Nearly five years after resigning as Pickerington's economic development director, Susan Crotty returned to the post this week.

Nearly five years after resigning as Pickerington's economic development director, Susan Crotty returned to the post this week.

Crotty rejoined the city on Monday, Feb. 22, after accepting an offer from Pickerington police chief and interim city manager Mike Taylor to lead the city's business retention and economic development efforts.

She returns to the position she held from July 1999 to May 2005. She will be paid $68,000 annually after Pickerington City Council on Tuesday Feb. 16 voted unanimously to increase the pay scale for the position from $60,000 per year.

At the time of her departure from the city, Crotty was paid $59,184. Tim Hansley, the city's last economic development director, was paid an annual salary $69,685.

"I'm excited about going back to Pickerington," she said. "I think there's a lot of opportunities there and I think it will be a lot of fun."

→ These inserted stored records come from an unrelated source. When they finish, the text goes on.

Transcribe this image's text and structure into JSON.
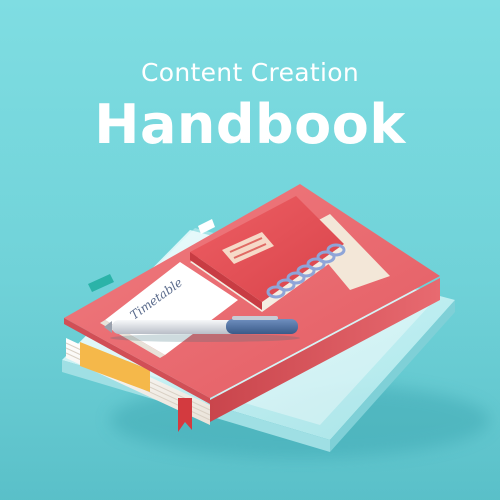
{
  "header": {
    "subtitle": "Content Creation",
    "title": "Handbook"
  },
  "illustration": {
    "notebook_script": "Timetable",
    "icons": [
      "book-stack-icon",
      "spiral-notebook-icon",
      "pen-icon",
      "bookmark-ribbon-icon"
    ],
    "colors": {
      "background": "#6fd2d8",
      "book_cover": "#e8636a",
      "notebook_cover": "#e04a4f",
      "pages": "#f6efe6",
      "bookmark": "#d33a3f",
      "sticky_note": "#f5b84a",
      "tab_teal": "#2bb3a8",
      "pen_body": "#e6e8ec",
      "pen_cap": "#4e6fa0"
    }
  }
}
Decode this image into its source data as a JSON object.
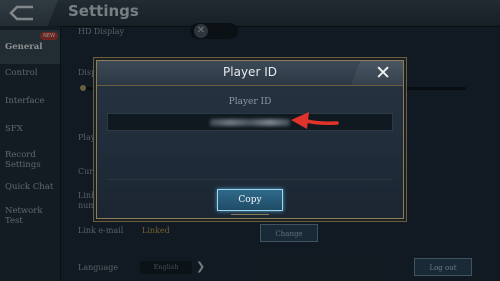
{
  "header": {
    "title": "Settings"
  },
  "sidebar": {
    "items": [
      {
        "label": "General",
        "badge": "NEW"
      },
      {
        "label": "Control"
      },
      {
        "label": "Interface"
      },
      {
        "label": "SFX"
      },
      {
        "label": "Record Settings"
      },
      {
        "label": "Quick Chat"
      },
      {
        "label": "Network Test"
      }
    ]
  },
  "background": {
    "hd_display": "HD Display",
    "disp_partial": "Disp",
    "play_partial": "Play",
    "curr_partial": "Curr",
    "link_partial": "Link",
    "num_partial": "num",
    "link_email": "Link e-mail",
    "linked": "Linked",
    "change": "Change",
    "language": "Language",
    "language_value": "English",
    "logout": "Log out"
  },
  "modal": {
    "title": "Player ID",
    "label": "Player ID",
    "copy": "Copy"
  },
  "colors": {
    "accent_arrow": "#e0342a",
    "frame_gold": "#8d7c55",
    "copy_glow": "#4aa6d0"
  },
  "icons": {
    "back": "back-arrow-icon",
    "close": "close-icon",
    "toggle": "x-icon",
    "language_next": "chevron-right-icon"
  }
}
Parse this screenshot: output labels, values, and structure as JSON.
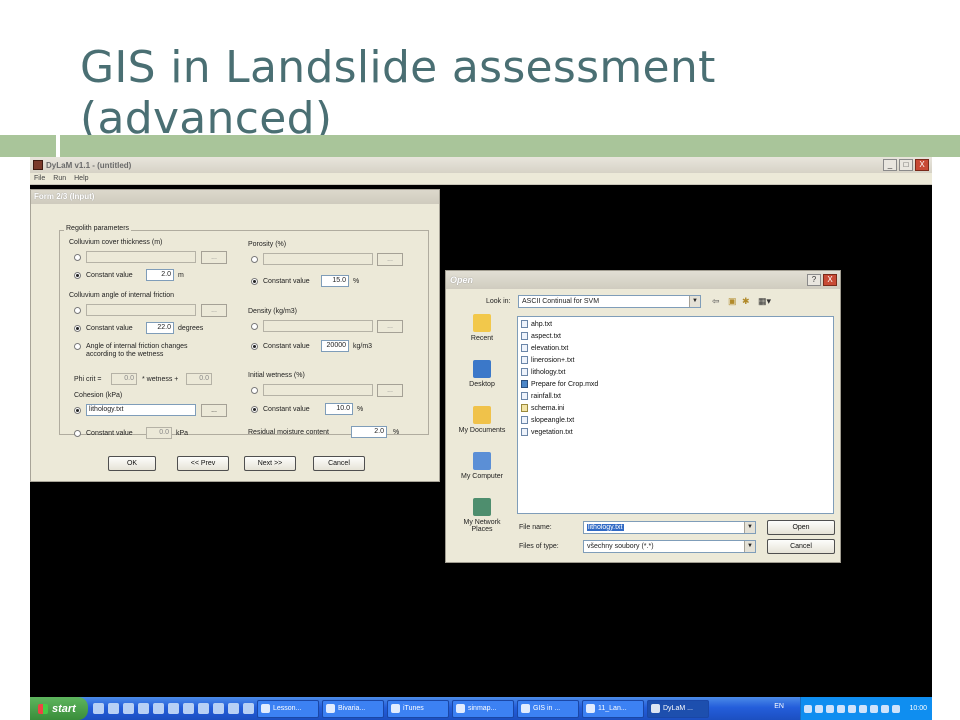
{
  "slide": {
    "title": "GIS in Landslide assessment (advanced)"
  },
  "app": {
    "window_title": "DyLaM v1.1 - (untitled)",
    "menu": [
      "File",
      "Run",
      "Help"
    ],
    "window_buttons": [
      "_",
      "□",
      "X"
    ]
  },
  "form": {
    "title": "Form 2/3 (Input)",
    "group_label": "Regolith parameters",
    "colluvium_thickness": {
      "label": "Colluvium cover thickness (m)",
      "constant_label": "Constant value",
      "value": "2.0",
      "unit": "m",
      "selected": "constant"
    },
    "colluvium_friction": {
      "label": "Colluvium angle of internal friction",
      "constant_label": "Constant value",
      "value": "22.0",
      "unit": "degrees",
      "alt_option_line1": "Angle of internal friction changes",
      "alt_option_line2": "according to the wetness",
      "selected": "constant"
    },
    "phi": {
      "phi_crit_label": "Phi crit =",
      "phi_crit_value": "0.0",
      "wetness_label": "* wetness +",
      "wetness_value": "0.0"
    },
    "cohesion": {
      "label": "Cohesion (kPa)",
      "file_value": "lithology.txt",
      "constant_label": "Constant value",
      "constant_value": "0.0",
      "unit": "kPa",
      "selected": "file"
    },
    "porosity": {
      "label": "Porosity (%)",
      "constant_label": "Constant value",
      "value": "15.0",
      "unit": "%",
      "selected": "constant"
    },
    "density": {
      "label": "Density (kg/m3)",
      "constant_label": "Constant value",
      "value": "20000",
      "unit": "kg/m3",
      "selected": "constant"
    },
    "initial_wetness": {
      "label": "Initial wetness (%)",
      "constant_label": "Constant value",
      "value": "10.0",
      "unit": "%",
      "selected": "constant"
    },
    "residual_moisture": {
      "label": "Residual moisture content",
      "value": "2.0",
      "unit": "%"
    },
    "browse_label": "...",
    "buttons": {
      "ok": "OK",
      "prev": "<< Prev",
      "next": "Next >>",
      "cancel": "Cancel"
    }
  },
  "open_dialog": {
    "title": "Open",
    "title_buttons": [
      "?",
      "X"
    ],
    "look_in_label": "Look in:",
    "look_in_value": "ASCII Continual for SVM",
    "places": [
      "Recent",
      "Desktop",
      "My Documents",
      "My Computer",
      "My Network Places"
    ],
    "files": [
      {
        "name": "ahp.txt",
        "type": "txt"
      },
      {
        "name": "aspect.txt",
        "type": "txt"
      },
      {
        "name": "elevation.txt",
        "type": "txt"
      },
      {
        "name": "linerosion+.txt",
        "type": "txt"
      },
      {
        "name": "lithology.txt",
        "type": "txt"
      },
      {
        "name": "Prepare for Crop.mxd",
        "type": "mxd"
      },
      {
        "name": "rainfall.txt",
        "type": "txt"
      },
      {
        "name": "schema.ini",
        "type": "ini"
      },
      {
        "name": "slopeangle.txt",
        "type": "txt"
      },
      {
        "name": "vegetation.txt",
        "type": "txt"
      }
    ],
    "file_name_label": "File name:",
    "file_name_value": "lithology.txt",
    "files_of_type_label": "Files of type:",
    "files_of_type_value": "všechny soubory (*.*)",
    "open_button": "Open",
    "cancel_button": "Cancel"
  },
  "taskbar": {
    "start_label": "start",
    "tasks": [
      "Lesson...",
      "Bivaria...",
      "iTunes",
      "sinmap...",
      "GIS in ...",
      "11_Lan...",
      "DyLaM ..."
    ],
    "active_task": "DyLaM ...",
    "language": "EN",
    "clock": "10:00"
  },
  "colors": {
    "title_text": "#4a6f73",
    "accent_bar": "#a9c59a",
    "taskbar_blue": "#245edb",
    "start_green": "#3a8d3a"
  }
}
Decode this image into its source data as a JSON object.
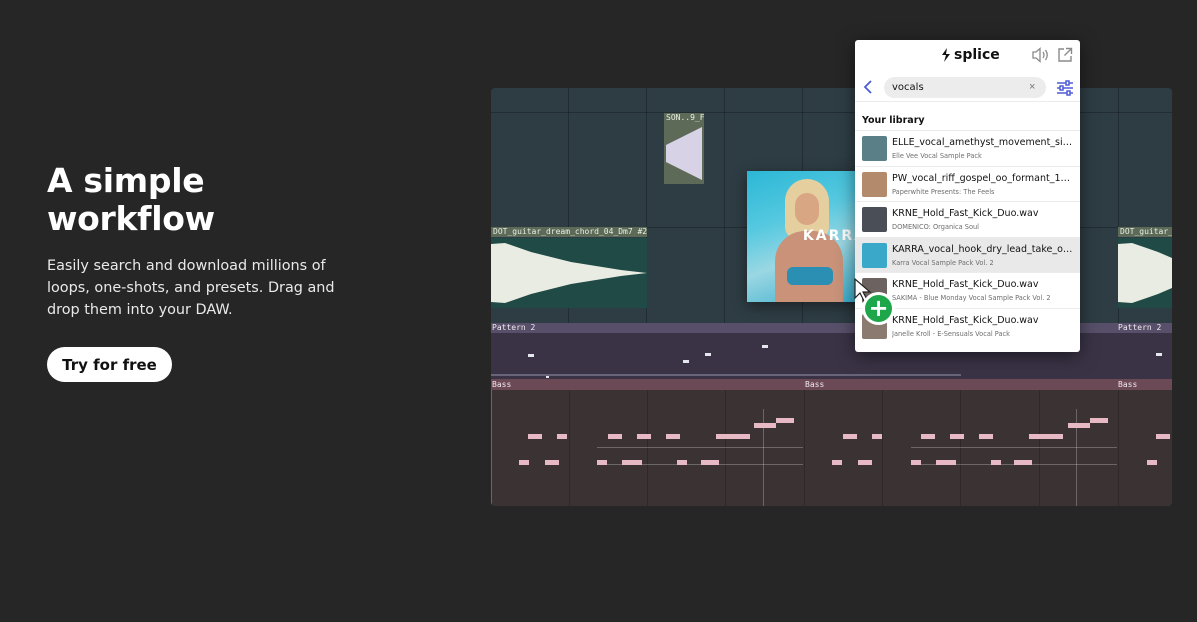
{
  "hero": {
    "title_line1": "A simple",
    "title_line2": "workflow",
    "description_line1": "Easily search and download millions of",
    "description_line2": "loops, one-shots, and presets. Drag and",
    "description_line3": "drop them into your DAW.",
    "cta_label": "Try for free"
  },
  "daw": {
    "clip_small": "SON..9_F",
    "clip_guitar": "DOT_guitar_dream_chord_04_Dm7 #2",
    "clip_guitar_right": "DOT_guitar_",
    "pattern_label": "Pattern 2",
    "pattern_label_right": "Pattern 2",
    "bass_label": "Bass",
    "bass_label_mid": "Bass",
    "bass_label_right": "Bass"
  },
  "cover": {
    "title": "KARRA"
  },
  "splice": {
    "logo_text": "splice",
    "search_value": "vocals",
    "clear_icon": "×",
    "section_title": "Your library",
    "items": [
      {
        "name": "ELLE_vocal_amethyst_movement_sing...",
        "pack": "Elle Vee Vocal Sample Pack",
        "thumb": "#5b7f86"
      },
      {
        "name": "PW_vocal_riff_gospel_oo_formant_110...",
        "pack": "Paperwhite Presents: The Feels",
        "thumb": "#b48a6d"
      },
      {
        "name": "KRNE_Hold_Fast_Kick_Duo.wav",
        "pack": "DOMENICO: Organica Soul",
        "thumb": "#4a4f57"
      },
      {
        "name": "KARRA_vocal_hook_dry_lead_take_on...",
        "pack": "Karra Vocal Sample Pack Vol. 2",
        "thumb": "#3aa8c8"
      },
      {
        "name": "KRNE_Hold_Fast_Kick_Duo.wav",
        "pack": "SAKIMA - Blue Monday Vocal Sample Pack Vol. 2",
        "thumb": "#6c6260"
      },
      {
        "name": "KRNE_Hold_Fast_Kick_Duo.wav",
        "pack": "Janelle Kroll - E-Sensuals Vocal Pack",
        "thumb": "#8b7a70"
      }
    ]
  },
  "drag": {
    "plus_symbol": "+"
  }
}
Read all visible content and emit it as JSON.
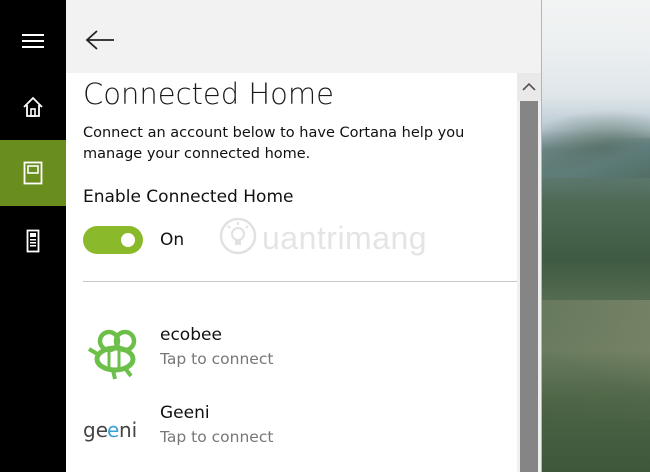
{
  "nav": {
    "items": [
      {
        "name": "menu",
        "icon": "hamburger-menu-icon"
      },
      {
        "name": "home",
        "icon": "home-icon"
      },
      {
        "name": "notebook",
        "icon": "notebook-icon",
        "active": true
      },
      {
        "name": "device",
        "icon": "device-icon"
      }
    ],
    "active_color": "#6a8e1e"
  },
  "header": {
    "back_icon": "back-arrow-icon"
  },
  "page": {
    "title": "Connected Home",
    "description": "Connect an account below to have Cortana help you manage your connected home.",
    "enable_label": "Enable Connected Home",
    "toggle_state": "On",
    "toggle_color": "#8ab92c",
    "watermark": "uantrimang"
  },
  "services": [
    {
      "name": "ecobee",
      "status": "Tap to connect",
      "icon": "ecobee-bee-logo",
      "brand_color": "#6cc04a"
    },
    {
      "name": "Geeni",
      "status": "Tap to connect",
      "logo_text": "geeni",
      "brand_color": "#3aa0d8"
    }
  ],
  "scrollbar": {
    "up_icon": "chevron-up-icon"
  }
}
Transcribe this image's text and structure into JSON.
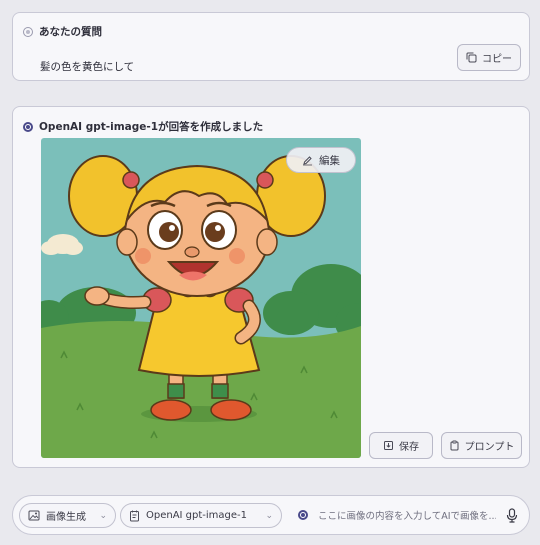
{
  "question": {
    "title": "あなたの質問",
    "text": "髪の色を黄色にして",
    "copy_label": "コピー"
  },
  "answer": {
    "title": "OpenAI gpt-image-1が回答を作成しました",
    "edit_label": "編集",
    "save_label": "保存",
    "prompt_label": "プロンプト",
    "image_alt": "cartoon girl with yellow pigtails in a yellow dress"
  },
  "input_bar": {
    "mode_label": "画像生成",
    "model_label": "OpenAI gpt-image-1",
    "placeholder": "ここに画像の内容を入力してAIで画像を..."
  },
  "colors": {
    "accent": "#4a4a8a",
    "background": "#e9e9ee",
    "card": "#f7f7fa",
    "border": "#c9c9d6"
  },
  "icons": {
    "question_marker": "radio-outline-icon",
    "answer_marker": "radio-filled-icon",
    "copy": "copy-icon",
    "edit": "pencil-icon",
    "save": "save-icon",
    "prompt": "clipboard-icon",
    "mode": "image-icon",
    "model": "document-icon",
    "mic": "microphone-icon"
  }
}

During her previous tenure in Pickerington, Crotty was involved in the 2002 formation of the Route 33 Growth Alliance, a partnership of more than a dozen political subdivisions, chambers of commerce and businesses to promote economic development along the U.S. 33 corridor.

She said she plans to get reacquainted with alliance members, as well as community representatives for a Joint Economic Development District, which seeks to establish a mile-wide business district along U.S. Route 33.

Additionally, she said she hopes to re-evaluate a business retention strategy she implemented in Pickerington and will seek to diversify the local business sector.

"Possibly we'll look for some smaller office users and some retail users," she said. "We want to bring in some different goods and services."

Crotty also is a candidate to become Pickerington's full-time city manager.

"I am definitely still interested in that position, but in the meantime, I think there's a chance for me to do some positive things in the economic development director position," she said.

Taylor offered the job to Crotty on Feb. 1. The position wasn't advertised and there were no other candidates.

In addition to her salary, she will receive the same medical, prescription medicine, dental, vision and life insurance benefits as other city employees, said Linda Fersch, Pickerington's personnel director.

"Vacation and sick leave (will be) the same as any new employee," Fersch said. "First-year employees receive 119.6 hours sick leave and 96 hours of vacation.

"(They receive) four personal days after six months probationary period is over. She will have access to a city vehicle if needed to go to meetings, conferences, etc. If no vehicle is available, she will be reimbursed mileage at the IRS rate, just like other city employees."

Crotty resigned as Pickerington economic development director in May 2005 to become development coordinator for Columbus Urban Growth Corp., a tax-supported, nonprofit agency that led inner-city Columbus redevelopment projects from 1996 to 2008.

She left Columbus Urban Growth in July 2008 to become deputy director of the Ohio Department of Job and Family Services Office of Workforce Development, until she resigned in October 2009. She said she left the agency due to leadership changes there. Ohio DJFS officials declined to discuss her exit from the agency, citing department policy for former employees.

Crotty also is a former Obetz economic development director.